The statement calls out the US Drug Enforcement Administration (DEA), saying it “is systematically and criminally used to target progressive states and governments based on sinister interests. In this case, as in many others, they make use of false positives, vilification, intrigue and disinformation. “
For its part, Venezuela’s opposition-controlled National Assembly pledged to launch an inquiry into the vice-president’s conduct, indicating that it would solicit official information regarding the case from Washington. The body likewise announced that it would request the Public Prosecutor’s office to open an official investigation.
The latest US sanctions follow on the heels of the outgoing Obama administration’s renewal last month of an executive order branding Venezuela an “unusual and extraordinary threat” to US national security.
In recent weeks, the US Congress has been urging the new Trump administration to take a more aggressive stance towards Caracas.
Last week, 34 US legislators issued a statement advocating for harsher sanctions against Venezuela. The bipartisan letter was co-written by Representative Ileana Ros-Lehtinen (R-Florida) and Senator Menendez (D-New Jersey) known for their hardline opposition to leftist and progressive governments in Latin America and the Caribbean.
NAM Rejects US Sanctions against Venezuelan Vice President
The Movement of Non Aligned Countries (NAM) has rejected Thursday the U.S. Treasury Department’s sanction against Venezuela’s Vice President Tareck El Aissami, for alleged links to international drug trafficking.
In a statement, the NAM’s Coordination Bureau rejects the inclusion of El Aissami in the list of people related to drug trafficking, which it considers a new coercive and unilateral measure by the United States Government against the South American nation.
It has also voiced its support for the Government and people of Venezuela and urges the US administration to repeal the measure as it violates the international law, the principles of the Charter of the United Nations and the rules governing peaceful relations among States.

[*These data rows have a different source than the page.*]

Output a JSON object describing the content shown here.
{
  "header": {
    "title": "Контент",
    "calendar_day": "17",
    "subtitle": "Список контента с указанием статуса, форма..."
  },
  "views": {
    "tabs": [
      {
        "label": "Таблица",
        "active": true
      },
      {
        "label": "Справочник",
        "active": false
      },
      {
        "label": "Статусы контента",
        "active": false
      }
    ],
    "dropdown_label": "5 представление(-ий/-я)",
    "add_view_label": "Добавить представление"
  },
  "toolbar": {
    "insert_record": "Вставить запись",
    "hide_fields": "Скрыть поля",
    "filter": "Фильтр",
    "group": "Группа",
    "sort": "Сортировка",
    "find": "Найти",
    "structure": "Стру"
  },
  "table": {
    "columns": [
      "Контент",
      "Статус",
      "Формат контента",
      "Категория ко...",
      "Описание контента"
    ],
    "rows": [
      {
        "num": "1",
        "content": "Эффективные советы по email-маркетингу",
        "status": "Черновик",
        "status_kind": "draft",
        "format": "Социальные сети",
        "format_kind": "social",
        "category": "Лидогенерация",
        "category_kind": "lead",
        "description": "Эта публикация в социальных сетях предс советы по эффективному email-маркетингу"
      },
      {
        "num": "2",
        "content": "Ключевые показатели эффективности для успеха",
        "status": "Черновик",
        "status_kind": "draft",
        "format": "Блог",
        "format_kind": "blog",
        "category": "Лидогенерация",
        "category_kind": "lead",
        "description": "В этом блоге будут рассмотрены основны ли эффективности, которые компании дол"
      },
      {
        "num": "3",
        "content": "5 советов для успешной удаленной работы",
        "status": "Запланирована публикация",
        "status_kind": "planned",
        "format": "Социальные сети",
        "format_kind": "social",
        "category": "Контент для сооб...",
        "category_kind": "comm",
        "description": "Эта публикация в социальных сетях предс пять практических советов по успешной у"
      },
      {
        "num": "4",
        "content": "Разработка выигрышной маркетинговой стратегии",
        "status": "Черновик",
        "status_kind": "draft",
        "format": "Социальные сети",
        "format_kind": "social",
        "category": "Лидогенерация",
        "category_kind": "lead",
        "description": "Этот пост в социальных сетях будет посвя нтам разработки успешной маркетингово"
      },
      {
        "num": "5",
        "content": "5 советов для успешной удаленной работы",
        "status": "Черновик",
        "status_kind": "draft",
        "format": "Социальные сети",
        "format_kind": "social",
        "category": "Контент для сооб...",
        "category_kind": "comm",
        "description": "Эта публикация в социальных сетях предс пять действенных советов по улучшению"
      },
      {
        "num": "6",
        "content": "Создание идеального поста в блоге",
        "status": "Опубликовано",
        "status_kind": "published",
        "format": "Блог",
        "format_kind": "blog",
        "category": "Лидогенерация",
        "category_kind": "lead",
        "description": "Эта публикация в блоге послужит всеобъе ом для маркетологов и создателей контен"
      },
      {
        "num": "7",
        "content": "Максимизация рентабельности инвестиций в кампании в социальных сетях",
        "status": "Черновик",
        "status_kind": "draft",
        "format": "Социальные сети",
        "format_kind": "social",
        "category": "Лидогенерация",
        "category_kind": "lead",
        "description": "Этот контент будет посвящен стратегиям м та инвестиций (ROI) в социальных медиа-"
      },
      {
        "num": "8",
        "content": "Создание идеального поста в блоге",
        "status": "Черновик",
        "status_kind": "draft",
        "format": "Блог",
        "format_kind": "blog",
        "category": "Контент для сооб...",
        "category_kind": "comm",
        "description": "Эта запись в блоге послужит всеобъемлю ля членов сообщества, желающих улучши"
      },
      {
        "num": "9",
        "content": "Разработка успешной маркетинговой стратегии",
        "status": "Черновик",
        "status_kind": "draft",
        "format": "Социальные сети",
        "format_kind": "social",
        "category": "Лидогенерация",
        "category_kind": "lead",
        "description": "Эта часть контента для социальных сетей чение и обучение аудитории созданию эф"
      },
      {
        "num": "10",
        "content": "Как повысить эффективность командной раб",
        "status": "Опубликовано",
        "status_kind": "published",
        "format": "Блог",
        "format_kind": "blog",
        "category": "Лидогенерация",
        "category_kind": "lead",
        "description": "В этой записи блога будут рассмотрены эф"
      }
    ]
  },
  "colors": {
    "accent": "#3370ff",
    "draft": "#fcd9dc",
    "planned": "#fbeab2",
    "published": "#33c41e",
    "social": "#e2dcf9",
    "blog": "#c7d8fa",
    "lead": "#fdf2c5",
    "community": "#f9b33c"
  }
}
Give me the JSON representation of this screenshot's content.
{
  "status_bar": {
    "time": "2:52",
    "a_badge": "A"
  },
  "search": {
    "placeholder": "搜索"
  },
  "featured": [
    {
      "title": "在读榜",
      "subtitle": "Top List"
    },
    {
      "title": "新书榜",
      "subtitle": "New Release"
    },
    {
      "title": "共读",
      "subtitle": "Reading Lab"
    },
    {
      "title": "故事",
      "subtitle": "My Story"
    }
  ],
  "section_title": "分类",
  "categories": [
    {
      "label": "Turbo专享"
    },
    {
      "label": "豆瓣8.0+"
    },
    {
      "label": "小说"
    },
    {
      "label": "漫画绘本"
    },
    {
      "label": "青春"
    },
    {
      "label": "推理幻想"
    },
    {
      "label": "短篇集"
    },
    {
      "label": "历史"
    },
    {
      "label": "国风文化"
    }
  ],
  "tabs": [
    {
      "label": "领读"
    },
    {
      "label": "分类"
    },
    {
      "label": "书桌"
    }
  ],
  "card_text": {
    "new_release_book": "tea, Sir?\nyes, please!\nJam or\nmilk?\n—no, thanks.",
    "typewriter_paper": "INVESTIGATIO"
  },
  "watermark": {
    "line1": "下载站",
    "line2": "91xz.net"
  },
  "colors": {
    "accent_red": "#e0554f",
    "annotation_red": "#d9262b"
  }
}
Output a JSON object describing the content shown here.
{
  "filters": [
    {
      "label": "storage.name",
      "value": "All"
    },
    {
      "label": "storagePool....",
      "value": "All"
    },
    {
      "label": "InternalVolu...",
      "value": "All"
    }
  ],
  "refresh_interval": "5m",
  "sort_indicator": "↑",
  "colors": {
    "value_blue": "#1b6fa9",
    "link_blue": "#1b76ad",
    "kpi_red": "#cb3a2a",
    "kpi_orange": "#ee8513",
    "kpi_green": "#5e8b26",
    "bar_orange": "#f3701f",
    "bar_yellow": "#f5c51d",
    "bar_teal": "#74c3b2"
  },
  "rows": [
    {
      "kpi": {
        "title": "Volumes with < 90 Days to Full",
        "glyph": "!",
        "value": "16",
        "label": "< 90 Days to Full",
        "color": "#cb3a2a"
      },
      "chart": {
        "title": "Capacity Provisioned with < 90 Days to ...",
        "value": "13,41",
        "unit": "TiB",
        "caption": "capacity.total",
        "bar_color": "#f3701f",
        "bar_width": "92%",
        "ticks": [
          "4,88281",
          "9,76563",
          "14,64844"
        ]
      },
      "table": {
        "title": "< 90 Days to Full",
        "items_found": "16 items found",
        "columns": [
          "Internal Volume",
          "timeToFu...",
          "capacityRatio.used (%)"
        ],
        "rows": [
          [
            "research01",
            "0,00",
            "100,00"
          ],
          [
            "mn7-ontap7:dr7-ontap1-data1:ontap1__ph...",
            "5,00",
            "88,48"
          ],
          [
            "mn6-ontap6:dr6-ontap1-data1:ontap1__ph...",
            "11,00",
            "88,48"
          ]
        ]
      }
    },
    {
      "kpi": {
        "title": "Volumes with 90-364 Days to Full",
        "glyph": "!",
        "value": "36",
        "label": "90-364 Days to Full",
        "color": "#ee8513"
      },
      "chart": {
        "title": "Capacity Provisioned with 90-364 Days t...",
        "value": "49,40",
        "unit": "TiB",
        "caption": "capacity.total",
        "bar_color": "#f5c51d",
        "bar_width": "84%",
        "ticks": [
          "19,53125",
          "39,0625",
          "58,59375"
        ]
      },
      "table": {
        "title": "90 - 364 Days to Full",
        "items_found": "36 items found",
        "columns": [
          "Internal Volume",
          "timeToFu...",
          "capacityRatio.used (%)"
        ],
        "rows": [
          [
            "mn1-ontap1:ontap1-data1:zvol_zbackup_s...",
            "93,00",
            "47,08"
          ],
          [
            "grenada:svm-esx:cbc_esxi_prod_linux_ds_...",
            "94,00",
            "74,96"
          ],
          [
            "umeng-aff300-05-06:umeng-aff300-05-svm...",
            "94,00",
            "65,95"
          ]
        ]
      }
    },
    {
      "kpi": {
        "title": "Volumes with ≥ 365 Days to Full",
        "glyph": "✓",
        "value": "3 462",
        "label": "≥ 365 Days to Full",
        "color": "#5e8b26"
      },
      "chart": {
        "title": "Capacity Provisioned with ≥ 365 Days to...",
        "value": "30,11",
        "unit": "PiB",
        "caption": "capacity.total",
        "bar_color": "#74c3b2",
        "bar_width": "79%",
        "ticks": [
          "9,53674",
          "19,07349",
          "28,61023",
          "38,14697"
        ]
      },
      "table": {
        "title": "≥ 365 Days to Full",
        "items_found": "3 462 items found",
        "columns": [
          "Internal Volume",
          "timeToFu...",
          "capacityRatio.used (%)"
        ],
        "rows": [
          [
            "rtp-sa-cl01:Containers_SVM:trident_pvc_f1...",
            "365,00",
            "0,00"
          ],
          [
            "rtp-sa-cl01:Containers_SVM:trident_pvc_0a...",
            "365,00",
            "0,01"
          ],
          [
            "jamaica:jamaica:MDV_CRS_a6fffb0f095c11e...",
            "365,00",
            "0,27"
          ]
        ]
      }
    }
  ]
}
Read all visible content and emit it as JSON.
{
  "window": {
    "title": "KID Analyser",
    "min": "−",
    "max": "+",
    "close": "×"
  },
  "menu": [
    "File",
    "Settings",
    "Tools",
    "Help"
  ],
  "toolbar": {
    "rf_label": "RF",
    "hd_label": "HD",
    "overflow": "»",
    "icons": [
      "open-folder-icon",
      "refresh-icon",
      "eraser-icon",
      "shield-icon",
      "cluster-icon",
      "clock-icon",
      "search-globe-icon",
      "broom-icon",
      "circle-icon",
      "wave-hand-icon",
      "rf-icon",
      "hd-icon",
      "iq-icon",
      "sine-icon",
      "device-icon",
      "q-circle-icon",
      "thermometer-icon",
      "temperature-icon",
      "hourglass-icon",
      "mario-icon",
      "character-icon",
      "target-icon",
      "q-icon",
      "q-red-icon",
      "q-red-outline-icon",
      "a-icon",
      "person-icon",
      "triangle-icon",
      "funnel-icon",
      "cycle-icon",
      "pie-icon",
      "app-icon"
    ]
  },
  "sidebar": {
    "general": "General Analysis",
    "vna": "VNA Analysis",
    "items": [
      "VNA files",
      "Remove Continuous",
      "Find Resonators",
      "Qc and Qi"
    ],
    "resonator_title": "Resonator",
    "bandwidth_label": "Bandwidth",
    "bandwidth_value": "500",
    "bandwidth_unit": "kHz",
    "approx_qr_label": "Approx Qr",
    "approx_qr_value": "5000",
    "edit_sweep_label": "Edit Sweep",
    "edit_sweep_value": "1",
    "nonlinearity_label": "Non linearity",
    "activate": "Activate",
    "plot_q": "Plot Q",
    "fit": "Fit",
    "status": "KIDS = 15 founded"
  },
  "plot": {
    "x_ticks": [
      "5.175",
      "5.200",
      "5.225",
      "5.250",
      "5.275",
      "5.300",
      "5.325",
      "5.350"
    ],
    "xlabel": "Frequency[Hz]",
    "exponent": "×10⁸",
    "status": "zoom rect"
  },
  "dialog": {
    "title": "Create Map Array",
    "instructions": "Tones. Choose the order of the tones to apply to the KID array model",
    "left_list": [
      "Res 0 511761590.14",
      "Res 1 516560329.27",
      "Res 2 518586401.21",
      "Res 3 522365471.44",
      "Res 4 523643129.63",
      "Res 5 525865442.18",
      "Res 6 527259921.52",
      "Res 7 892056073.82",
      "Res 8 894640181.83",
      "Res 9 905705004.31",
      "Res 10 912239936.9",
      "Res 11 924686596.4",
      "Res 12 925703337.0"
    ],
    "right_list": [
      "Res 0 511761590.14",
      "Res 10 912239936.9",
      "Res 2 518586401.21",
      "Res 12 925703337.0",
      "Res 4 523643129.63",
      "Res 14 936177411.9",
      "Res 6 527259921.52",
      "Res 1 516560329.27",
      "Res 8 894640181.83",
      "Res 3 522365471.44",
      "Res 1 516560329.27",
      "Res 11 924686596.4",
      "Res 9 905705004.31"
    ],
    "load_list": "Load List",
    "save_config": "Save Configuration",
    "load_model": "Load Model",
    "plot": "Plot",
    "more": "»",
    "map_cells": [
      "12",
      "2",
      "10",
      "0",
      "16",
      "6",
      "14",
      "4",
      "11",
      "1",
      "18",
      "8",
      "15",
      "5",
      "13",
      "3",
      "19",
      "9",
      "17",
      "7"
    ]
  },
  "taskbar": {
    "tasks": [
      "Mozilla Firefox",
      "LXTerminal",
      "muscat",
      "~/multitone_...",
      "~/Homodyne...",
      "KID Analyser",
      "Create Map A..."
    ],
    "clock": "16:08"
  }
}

Last February 13, the Office of Foreign Assets Control called El Aissami a drug trafficker, without showing any evidence against the Venezuelan politician.